2. Daal/sambhar (protein), roti/rice.idlis (carbs), salad, sweetened curd with fruits or fruit puree (dairy item and doubles as a dessert too)
3. Stuffed parantha or atta kneaded with grated veggies (carbs and veggies), mix-veg raita (dairy), a piece of fruit, sprouts chaat (protein)
4. Egg curry (protein), rice/roti (carbs), vegetable salad, fruit on the side
It will require forward planning but is really simple once you get the hang of it. Same applies for school tiffins.
4. Pack a healthy punch in each bite
For other days, I try simple, fun tricks such as layering salads in a jar, meals in a wrap (roasted veggies, chicken or lentil patties, cheese all go in one wrap), yogurt parfaits work since maximum food groups can be brought in together in one dish.
5. Keep a special meal in the week
Plan a meal on any day–an only fruits and freshly-squeezed juices meal, or a sautéed veggies and soup meal to ensure the nutrition gaps are covered.
6. Keep a day for indulgences
Ice creams, halwas, pizzas should also be there to keep the fun alive and also give yourself a break from all the planning.

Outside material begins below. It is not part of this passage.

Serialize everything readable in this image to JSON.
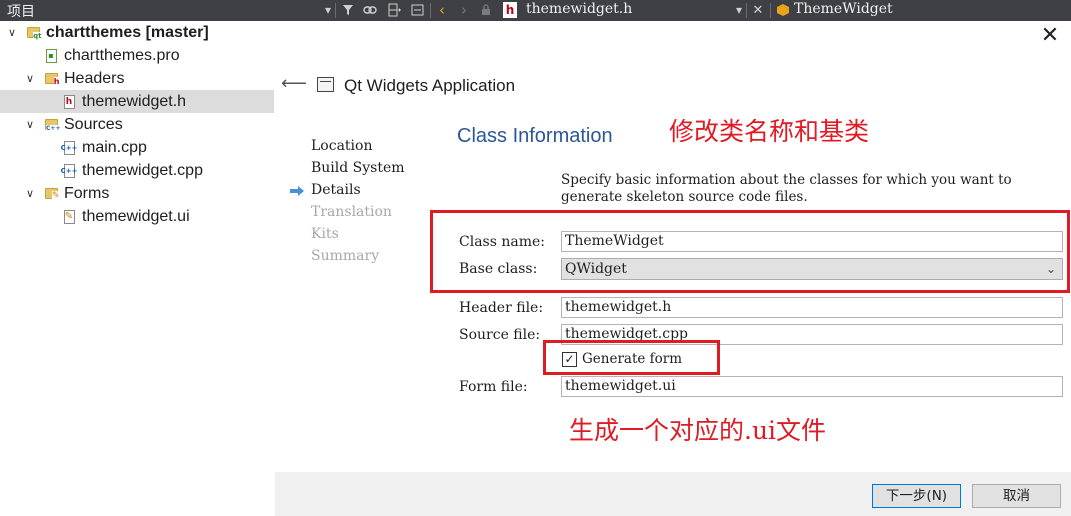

And finally, remember; children will be children. They will eat junk food sometimes, be messy, or un-mindful about food. Keep it simple and don’t give up.